This poster dates to 1947 and called for the nationalisation of the docks, which wasn’t an unreasonable demand given that the new Labour Government had started on a widespread process of bringing services under public control. I have limited knowledge of employment practices at the docks after World War Two, but casualisation was still a thing at this point, namely that workers weren’t guaranteed a fixed wage as there were multiple companies employing port workers at the time. It wasn’t until the 1960s and the Devlin Report that it was agreed that the port would guarantee hours, or instead pay a top-up payment, and the unions would drop some of their restrictive practices.
Shirley Williams said in the House of Commons in May 1966:
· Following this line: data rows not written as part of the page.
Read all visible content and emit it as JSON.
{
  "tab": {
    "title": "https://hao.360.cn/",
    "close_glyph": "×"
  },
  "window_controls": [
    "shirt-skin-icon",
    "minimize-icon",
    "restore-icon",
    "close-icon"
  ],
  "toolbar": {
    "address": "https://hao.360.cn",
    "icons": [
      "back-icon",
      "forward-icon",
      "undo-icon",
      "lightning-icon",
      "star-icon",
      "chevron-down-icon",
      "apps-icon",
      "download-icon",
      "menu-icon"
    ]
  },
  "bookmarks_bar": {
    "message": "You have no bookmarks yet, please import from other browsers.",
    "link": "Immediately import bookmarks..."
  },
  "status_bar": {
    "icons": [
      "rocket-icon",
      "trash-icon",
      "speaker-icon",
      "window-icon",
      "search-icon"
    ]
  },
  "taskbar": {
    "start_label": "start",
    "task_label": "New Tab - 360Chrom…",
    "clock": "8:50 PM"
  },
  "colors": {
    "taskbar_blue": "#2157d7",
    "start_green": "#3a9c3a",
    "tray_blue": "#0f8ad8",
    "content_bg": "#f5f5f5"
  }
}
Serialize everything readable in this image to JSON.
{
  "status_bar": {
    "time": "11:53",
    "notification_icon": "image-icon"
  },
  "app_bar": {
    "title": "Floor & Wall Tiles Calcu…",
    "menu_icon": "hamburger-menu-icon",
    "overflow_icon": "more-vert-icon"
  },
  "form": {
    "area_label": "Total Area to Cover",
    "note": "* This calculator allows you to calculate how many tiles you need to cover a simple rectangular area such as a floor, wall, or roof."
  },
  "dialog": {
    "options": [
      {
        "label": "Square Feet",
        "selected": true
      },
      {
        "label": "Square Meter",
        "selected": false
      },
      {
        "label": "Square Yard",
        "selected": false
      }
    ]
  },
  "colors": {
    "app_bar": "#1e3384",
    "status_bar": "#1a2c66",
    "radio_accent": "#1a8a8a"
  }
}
“As the House may recall, this goes back to the Report by Lord Devlin’s Committee of Inquiry last year. That Report was generally recognised as a major landmark in the troubled history of labour relations in the docks. Its basic recommendation was that the time had come to put an end to the present casual system of employing dock workers. Of course, the dock labour scheme as we now have it was a considerable advance on the completely casual conditions which existed before the war.
The present scheme does not go far enough. The majority of dock workers are still engaged on a daily basis. They may be working for a different employer every day of the week and their earnings are likely to fluctuate substantially from week to week. As the Devlin Report showed, it is impossible in these conditions to build up stable labour relations or to secure progressive and efficient management. It is to the credit of both sides of the industry that they immediately accepted the main recommendations of the Devlin Report.”